The fact that Medicare expenditures are growing more slowly than the economy is a rather dramatic accomplishment. One could claim that the program had become sustainable except for the fact that these are per capita expenditures and the number of people covered under Medicare is expected to grow by about 40% between now and 2025. There is a long way yet to go.
One of the fears expressed about Medicare is that the cost savings measures and the administrative requirements might drive doctors out of the program and leave patients in a worse position. An editorial in the New York Times addresses this issue.
"The analysts looked at seven years of federal survey data and found that doctors are not fleeing Medicare in droves; in fact, the percentage of doctors accepting new Medicare patients actually rose to 90.7 percent in 2012 from 87.9 percent in 2005. They are not shunning Medicare patients for better-paying private patients, either; the percentage of doctors accepting new Medicare patients in recent years was slightly higher than the percentage accepting new privately insured patients."
The number of doctors exiting the Medicare program is small, but it does have a large effect on their patients.
"The number of doctors opting out is tiny compared with the number of doctors, 735,000, who remain in Medicare. In addition, they are augmented by hundreds of thousands of nurse practitioners and other non-doctor providers."
Significant evolution is underway in our healthcare delivery systems.

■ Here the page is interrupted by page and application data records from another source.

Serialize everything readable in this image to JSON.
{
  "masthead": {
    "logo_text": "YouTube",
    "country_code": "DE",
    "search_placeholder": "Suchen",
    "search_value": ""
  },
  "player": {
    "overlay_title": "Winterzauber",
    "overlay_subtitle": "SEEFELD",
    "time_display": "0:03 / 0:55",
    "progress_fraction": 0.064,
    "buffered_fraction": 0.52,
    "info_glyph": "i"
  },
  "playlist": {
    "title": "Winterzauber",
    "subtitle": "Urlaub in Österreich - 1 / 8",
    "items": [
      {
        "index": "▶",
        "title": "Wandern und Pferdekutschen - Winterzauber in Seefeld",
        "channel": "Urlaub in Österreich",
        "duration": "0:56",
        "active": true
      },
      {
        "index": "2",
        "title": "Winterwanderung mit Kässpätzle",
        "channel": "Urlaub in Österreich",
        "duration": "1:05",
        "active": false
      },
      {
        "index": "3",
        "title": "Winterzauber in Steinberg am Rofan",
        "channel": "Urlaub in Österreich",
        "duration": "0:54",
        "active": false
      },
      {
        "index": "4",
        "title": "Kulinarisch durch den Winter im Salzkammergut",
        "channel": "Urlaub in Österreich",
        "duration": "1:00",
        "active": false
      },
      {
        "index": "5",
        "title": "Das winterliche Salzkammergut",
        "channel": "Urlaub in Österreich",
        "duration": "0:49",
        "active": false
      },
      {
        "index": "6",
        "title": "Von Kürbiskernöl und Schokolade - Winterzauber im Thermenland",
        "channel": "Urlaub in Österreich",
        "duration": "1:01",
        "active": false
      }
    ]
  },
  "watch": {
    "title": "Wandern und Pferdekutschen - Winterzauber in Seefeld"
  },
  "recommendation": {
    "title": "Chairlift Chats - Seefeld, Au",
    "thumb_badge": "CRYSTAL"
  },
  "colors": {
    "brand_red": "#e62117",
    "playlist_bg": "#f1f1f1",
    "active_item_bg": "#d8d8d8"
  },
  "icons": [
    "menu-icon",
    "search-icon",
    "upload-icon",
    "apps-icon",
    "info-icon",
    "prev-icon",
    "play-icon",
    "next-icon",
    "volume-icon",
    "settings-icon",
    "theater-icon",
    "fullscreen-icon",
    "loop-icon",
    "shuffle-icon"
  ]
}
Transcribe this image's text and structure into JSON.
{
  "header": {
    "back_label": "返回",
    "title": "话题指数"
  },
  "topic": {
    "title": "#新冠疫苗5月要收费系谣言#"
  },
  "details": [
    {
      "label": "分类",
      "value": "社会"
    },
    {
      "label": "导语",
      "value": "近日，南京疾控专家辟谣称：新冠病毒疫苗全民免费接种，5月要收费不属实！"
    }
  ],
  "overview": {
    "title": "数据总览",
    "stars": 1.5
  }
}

Until the outcome of these changes is clear, there can be no reliable projections of medical expenditures and budget deficits. While it is likely that some increase in charges or taxes will be required to maintain current benefit levels, it is too early to be able to respond intelligently to the problem.
We still have time to sit back and observe. Why not relax and do that, and enjoy whatever good news can be found.